DIRECTED BY: Paul Andresen
FEATURING: Violent J, Shaggy 2 Dope
PLOT: Sugar Wolf, son of slain sheriff Grizzly Wolf, returns to restore law and order to the town of Mudbug, now in the grips of gambling baron Baby Chips.
WHY IT WON’T MAKE THE LIST: Despite the fact that both hero and villain wear “insane” clown makeup and speak in hip-hop patois, it’s the existence of this movie that’s really strange, not its content.
COMMENTS: If you assumed there was no way a Western performed by washed-up white rap stars in greasepaint could fail to deliver some sort of camp value, then you’ve seriously underestimated the lack of wit of the bizarre cultural phenomenon known as the Insane Clown Posse. (So you’ll know what you’re getting into, in the DVD commentary, clown Shaggy 2 Dope confesses that, to him, a closeup of a horse’s anus is the funniest feces ever [to paraphrase]). Starting from a script that would have been rejected by Troma studios as too lowbrow, tasteless and juvenile, Big Money Rustlas ambles its way onto the screen with all the charm of a syphilitic cowpoke and all comedy value of Eminem doing a vaudeville routine. Since they’re merely inserting their generic gangsta personae into a generic Western revenge tale, the insane clowns need to stuff the movie full of gags to keep up the interest for ninety minutes; but the jokes overwhelmingly fall flat. The incongruity of two dudes in Stetson hats and evil harlequin makeup speaking dialogue like “give him his f***in’ money you platypus lookin’ motherf***er!” only goes so far.

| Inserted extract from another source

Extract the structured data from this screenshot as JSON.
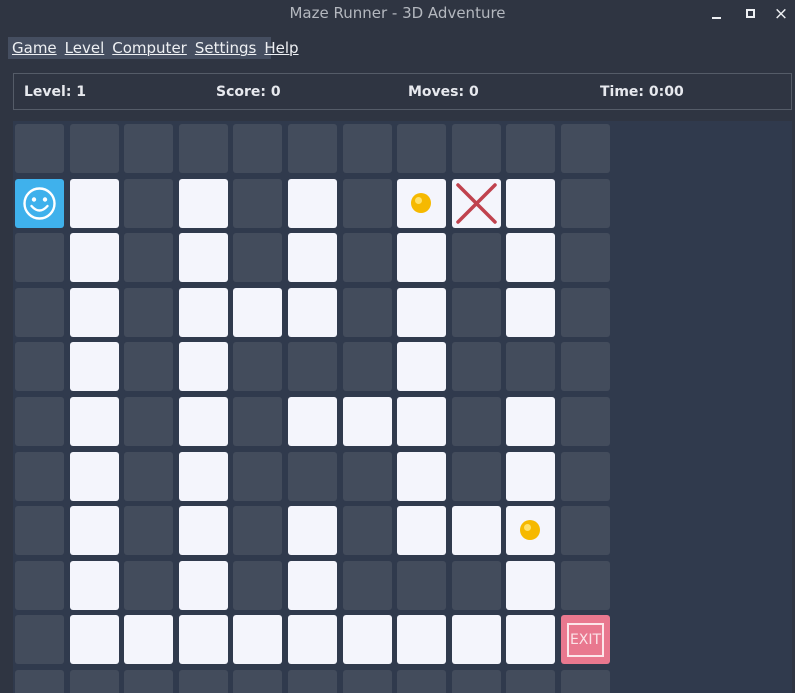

The novelty value fades away after about fifteen or twenty minutes, and Shaggy and Violent’s boastful, grating personalities take over instead. To be fair, there are a few decent jokes in Rustlas: Sugar Wolf’s mother, the town prostitute, also wears clown makeup, and there’s an Indian who sits by the town entrance with a jar of corn liquor and changes the Mudbug population sign every time a villager is killed. There are also isolated weird moments to jerk you awake: a gunfighter who inexplicably shoots laser beams from his eyeballs, and an S&M whipping scene with a mini-dominatrix lashing a clown wearing a baby bonnet. Most of what little entertainment value there is here, however, comes from watching the parade of near-celebrity cameos: besides relatively big roles for cult star Jason Mewes (the “Jay” of “Jay and Silent Bob,”) and retired dwarf porn star Bridgette Powerz, we also catch sight of Todd Bridges, Jimmy Walker, Brigitte Neilsen, wrestler Jimmy Hart, Dustin Diamond, Vanilla Ice, Tom Sizemore (!), and Ron Jeremy (it just wouldn’t be a crappy low budget comedy without a Hedgehog sighting). Most of the cast is made up of rap “stars” unknown outside of the Insane Clown Posse galaxy, guys like Monoxide, Boondox and (I kid you not) Blaze Ya Dead Homie. There is no rap music outside of the opening credits. More surprisingly, in a movie packed with profanity, violence, homophobia, toilet humor, and macho posturing, there is no nudity; this must be because of the Insane Clown Posse’s enormous respect for bitches.
This movie is a more expensive remake of/prequel to Insane Clown Posse’s 2000 effort Big Money Hustlas (which told the same basic story in a faux-blaxploitation style). Insane Clown Posse is a rap duo who had some success in the late 1990s. Until this movie, I was unaware that they still had a dedicated cult following (emphasis on “cult”) a decade later. ICP have created a small media empire for their fans, consisting of a stable of all-white rappers on their own “Psychopathic Records” label, an internet radio station, and a pro wrestling venture. Followers call themselves “juggalos,” emulate their hero’s makeup, and have their own private lingo revolving around “clown love.” If this internet petition is to be believed, some of them consider being a juggalo to be a religion. There have been so many violent incidents involving ICP fans (including the stoning of former bisexual reality star turned failed rapper Tila Tequila) that “juggalos” have been defined as a gang in some school districts. The fact that the mediocre music of these two arrested adolescents could inspire such slavish devotion in thousands of susceptible youth, without the band having scored a charting single since 1998, is far weirder than anything Shaggy and Violent could ever put on film.
WHAT THE CRITICS SAY:
“…what the movie is essentially about is how much more awesome the two guys in clown makeup are than anyone else they encounter. That’s the movie’s worldview: women are objects, and anyone not wearing clown makeup should hand over their money and then be killed, presumably for not wearing clown makeup. Or maybe because they’re ‘insane.’ The Rational Clown Posse would never act that way.”–Patrick Bromley, DVD Verdict (DVD)